Virtual Seminar on Creating and Using Videos for Language Teaching
On November 1, 2017, from 10:30 a.m. to 12 p.m. (ET), TESOL will host a virtual seminar entitled “Creating & Using Videos for English Language Teaching.” With the increase of great videos from online sources such as MOOCs, TED, and YouTube channels, more and more educators and language learners are relying on video and audio as a source of language input. Additionally, the development of smartphones and other mobile devices have made taking and sharing good-quality videos easier than ever. This seminar will guide participants through some DIY (do-it-yourself) methods to create simple but useful videos for their English language teaching environment. These videos can be used for effective instructional purposes and student projects, as well as for professional development. TESOL members may participate for free; the cost for nonmembers is $50. The registrationdeadline is October 29, 2017.
Each month we publish blogs and several newsletters full of digital learning, funding, professional growth, social media, and STEM resources. Below are items from our blogs and newsletters that educators turned to the most in April.

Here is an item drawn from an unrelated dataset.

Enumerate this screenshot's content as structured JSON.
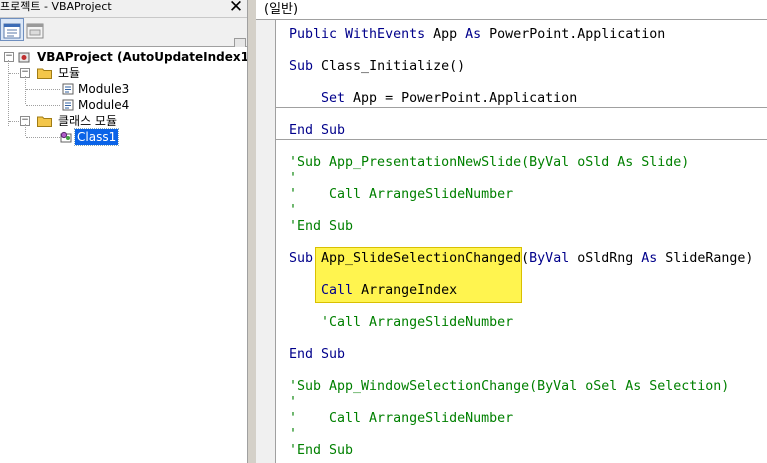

My colleague and I recently formed a bilingual parent group to strengthen our relationship with our Spanish speaking families. Parents repeatedly explained that the language barrier caused them to feel that they did not have a voice. Each parent expressed a desire to feel more connected to our school. Hearing this made me think, “How can we give a voice to the voiceless in our schools?” To overcome this barrier, we brought families together to record a video. Parents shared the importance of education in their families and then expressed what they wished teachers knew about them. The video has made such a strong impact in our community that it is now shown throughout Wisconsin.
The Global Literature in Libraries Initiative is intended to raise the visibility of world literature for adults and children at the local, national, and international levels by facilitating close and direct collaboration between translators, librarians, publishers, editors, and educators.